Segment Start: EXTRACTED INFORMATION

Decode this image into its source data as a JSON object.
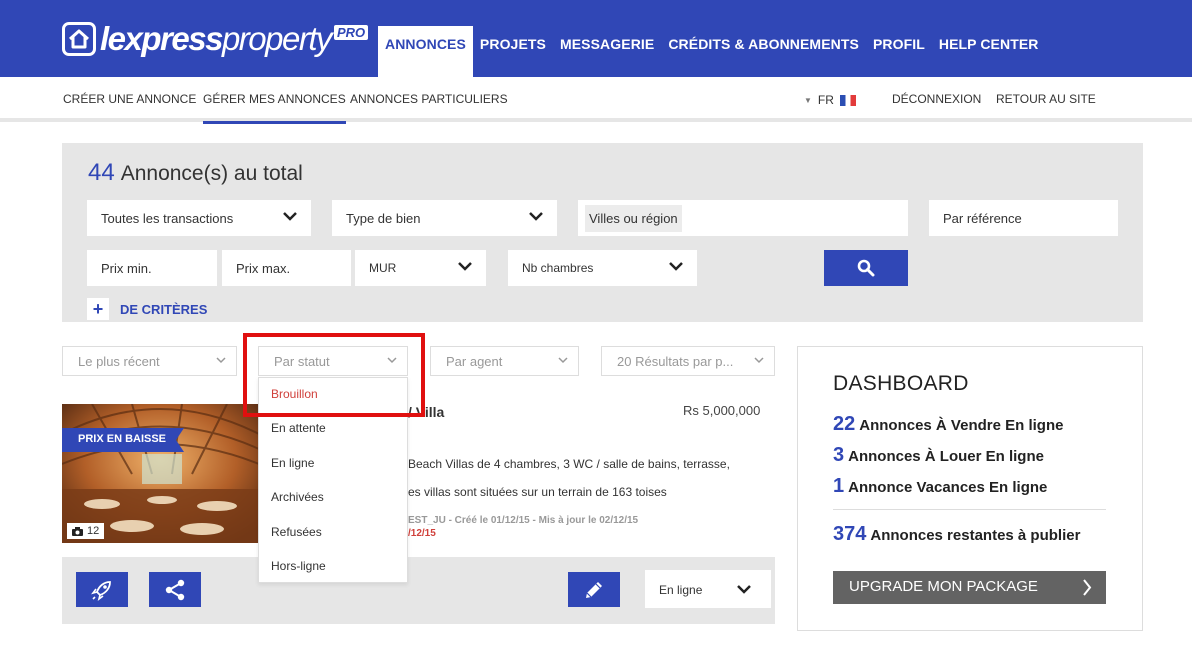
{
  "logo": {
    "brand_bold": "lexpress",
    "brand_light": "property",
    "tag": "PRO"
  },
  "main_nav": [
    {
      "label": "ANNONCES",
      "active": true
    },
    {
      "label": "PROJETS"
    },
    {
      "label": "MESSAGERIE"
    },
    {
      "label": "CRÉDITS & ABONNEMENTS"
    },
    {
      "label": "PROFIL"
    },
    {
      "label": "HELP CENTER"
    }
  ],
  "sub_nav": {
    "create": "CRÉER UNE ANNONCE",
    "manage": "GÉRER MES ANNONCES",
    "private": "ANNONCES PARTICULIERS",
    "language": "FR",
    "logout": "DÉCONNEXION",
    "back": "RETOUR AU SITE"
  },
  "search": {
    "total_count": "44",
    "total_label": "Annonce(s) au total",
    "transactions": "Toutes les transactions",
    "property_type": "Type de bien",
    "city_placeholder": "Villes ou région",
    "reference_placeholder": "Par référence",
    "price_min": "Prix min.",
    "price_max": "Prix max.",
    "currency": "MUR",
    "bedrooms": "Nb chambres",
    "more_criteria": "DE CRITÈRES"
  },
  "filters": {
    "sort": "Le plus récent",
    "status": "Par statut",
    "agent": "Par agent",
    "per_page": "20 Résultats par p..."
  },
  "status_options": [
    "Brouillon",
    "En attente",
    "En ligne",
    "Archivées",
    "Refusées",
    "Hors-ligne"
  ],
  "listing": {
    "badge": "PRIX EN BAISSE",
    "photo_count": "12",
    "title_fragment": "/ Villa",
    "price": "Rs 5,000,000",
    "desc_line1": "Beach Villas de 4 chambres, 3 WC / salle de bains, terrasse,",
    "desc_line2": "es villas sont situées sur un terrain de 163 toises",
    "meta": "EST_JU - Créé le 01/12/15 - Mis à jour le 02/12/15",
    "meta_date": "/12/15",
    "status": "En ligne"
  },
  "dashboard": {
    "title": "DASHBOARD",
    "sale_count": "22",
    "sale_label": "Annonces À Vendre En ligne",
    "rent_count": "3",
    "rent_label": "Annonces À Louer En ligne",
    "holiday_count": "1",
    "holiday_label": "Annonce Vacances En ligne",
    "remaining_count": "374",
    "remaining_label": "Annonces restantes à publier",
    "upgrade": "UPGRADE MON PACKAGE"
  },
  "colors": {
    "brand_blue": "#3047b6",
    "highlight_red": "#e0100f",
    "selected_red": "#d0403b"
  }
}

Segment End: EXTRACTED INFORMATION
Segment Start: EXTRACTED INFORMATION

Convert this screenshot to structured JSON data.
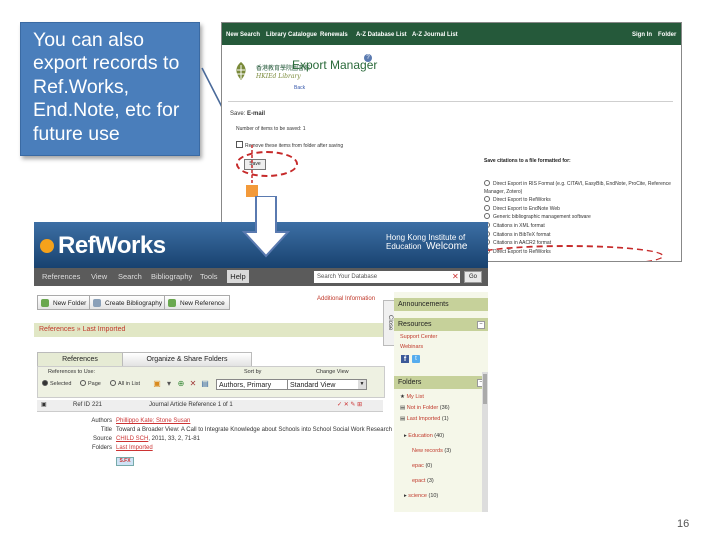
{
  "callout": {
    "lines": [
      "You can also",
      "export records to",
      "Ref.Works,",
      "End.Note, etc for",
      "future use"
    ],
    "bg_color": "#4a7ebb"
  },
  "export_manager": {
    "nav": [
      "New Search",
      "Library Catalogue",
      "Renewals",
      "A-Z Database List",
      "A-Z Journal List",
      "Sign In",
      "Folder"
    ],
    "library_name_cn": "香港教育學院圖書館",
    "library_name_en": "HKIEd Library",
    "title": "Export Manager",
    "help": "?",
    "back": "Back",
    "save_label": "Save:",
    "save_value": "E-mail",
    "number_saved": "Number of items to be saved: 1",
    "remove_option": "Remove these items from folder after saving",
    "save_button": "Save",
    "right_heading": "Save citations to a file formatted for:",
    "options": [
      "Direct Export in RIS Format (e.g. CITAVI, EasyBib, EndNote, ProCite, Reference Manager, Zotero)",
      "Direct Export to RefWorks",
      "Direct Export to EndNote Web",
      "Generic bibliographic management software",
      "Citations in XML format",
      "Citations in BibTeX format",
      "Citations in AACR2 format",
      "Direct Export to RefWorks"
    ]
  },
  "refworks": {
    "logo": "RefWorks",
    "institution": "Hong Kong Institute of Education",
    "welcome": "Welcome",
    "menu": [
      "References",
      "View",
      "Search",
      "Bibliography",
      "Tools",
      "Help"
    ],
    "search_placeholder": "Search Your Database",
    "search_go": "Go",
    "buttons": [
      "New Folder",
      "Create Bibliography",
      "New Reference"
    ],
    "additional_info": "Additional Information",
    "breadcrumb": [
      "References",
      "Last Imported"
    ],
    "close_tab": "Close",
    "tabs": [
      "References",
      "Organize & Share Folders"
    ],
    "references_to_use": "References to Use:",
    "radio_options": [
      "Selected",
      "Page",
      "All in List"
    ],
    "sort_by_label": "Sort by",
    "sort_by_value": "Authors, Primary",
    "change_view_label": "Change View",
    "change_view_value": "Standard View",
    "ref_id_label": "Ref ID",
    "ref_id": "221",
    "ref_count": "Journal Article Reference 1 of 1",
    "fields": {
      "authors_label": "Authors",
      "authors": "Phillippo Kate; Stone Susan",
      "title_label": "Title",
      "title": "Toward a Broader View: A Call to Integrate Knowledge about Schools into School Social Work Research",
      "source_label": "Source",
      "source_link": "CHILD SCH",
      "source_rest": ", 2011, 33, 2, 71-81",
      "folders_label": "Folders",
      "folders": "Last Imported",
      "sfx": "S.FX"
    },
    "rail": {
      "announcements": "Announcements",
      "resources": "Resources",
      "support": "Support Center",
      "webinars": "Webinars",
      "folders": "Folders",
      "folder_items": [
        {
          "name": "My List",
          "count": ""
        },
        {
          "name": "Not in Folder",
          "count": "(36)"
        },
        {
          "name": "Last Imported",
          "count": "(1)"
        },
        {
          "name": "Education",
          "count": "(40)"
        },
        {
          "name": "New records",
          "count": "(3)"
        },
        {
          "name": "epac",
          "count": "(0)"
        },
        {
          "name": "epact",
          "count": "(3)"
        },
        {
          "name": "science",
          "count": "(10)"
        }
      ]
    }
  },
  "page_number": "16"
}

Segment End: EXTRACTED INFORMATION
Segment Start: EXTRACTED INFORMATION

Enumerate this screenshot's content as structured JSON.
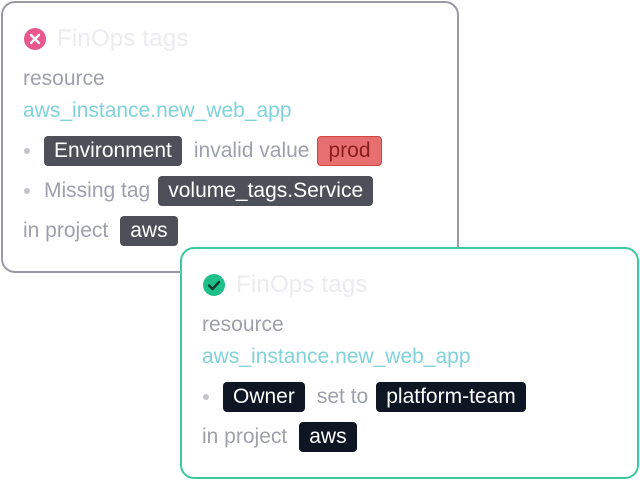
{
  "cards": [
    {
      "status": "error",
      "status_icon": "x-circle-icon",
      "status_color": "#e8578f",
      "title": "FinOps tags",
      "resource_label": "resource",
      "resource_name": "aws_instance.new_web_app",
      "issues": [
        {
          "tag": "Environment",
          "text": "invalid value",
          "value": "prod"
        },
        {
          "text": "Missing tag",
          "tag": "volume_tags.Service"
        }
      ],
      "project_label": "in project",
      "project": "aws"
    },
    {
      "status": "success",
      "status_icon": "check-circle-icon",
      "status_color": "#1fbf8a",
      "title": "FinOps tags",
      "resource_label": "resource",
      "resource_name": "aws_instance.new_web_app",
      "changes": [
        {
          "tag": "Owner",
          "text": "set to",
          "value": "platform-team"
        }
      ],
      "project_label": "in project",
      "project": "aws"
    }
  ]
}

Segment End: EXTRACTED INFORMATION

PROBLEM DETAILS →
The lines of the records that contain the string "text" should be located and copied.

OUTPUT OF THE EXERCISE →
          "text": "invalid value",
          "text": "Missing tag",
          "text": "set to",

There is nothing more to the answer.